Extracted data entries
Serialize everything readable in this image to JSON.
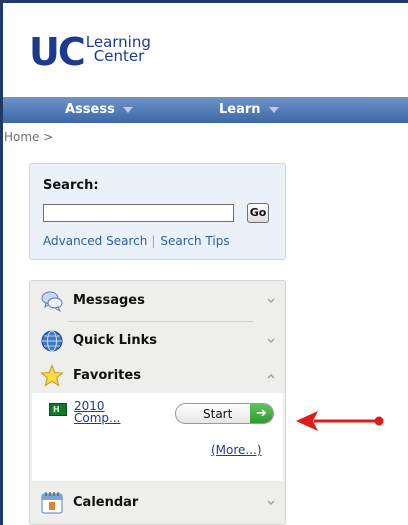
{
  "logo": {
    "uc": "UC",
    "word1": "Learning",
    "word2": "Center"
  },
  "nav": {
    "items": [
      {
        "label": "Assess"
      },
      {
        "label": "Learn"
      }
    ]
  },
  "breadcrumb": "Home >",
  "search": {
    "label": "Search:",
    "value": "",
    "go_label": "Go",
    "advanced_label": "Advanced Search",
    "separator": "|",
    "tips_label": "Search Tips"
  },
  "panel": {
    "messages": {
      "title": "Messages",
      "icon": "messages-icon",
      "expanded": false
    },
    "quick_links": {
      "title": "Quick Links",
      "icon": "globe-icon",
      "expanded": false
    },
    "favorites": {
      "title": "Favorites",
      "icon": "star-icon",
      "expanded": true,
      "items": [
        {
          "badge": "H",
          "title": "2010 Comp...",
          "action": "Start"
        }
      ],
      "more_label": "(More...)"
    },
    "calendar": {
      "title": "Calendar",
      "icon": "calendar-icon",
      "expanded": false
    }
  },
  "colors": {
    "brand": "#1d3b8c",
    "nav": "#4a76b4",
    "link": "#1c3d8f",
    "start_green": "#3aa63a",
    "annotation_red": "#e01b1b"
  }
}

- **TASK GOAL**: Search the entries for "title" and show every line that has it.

- **FINISHED TASK**:
      "title": "Messages",
      "title": "Quick Links",
      "title": "Favorites",
          "title": "2010 Comp...",
      "title": "Calendar",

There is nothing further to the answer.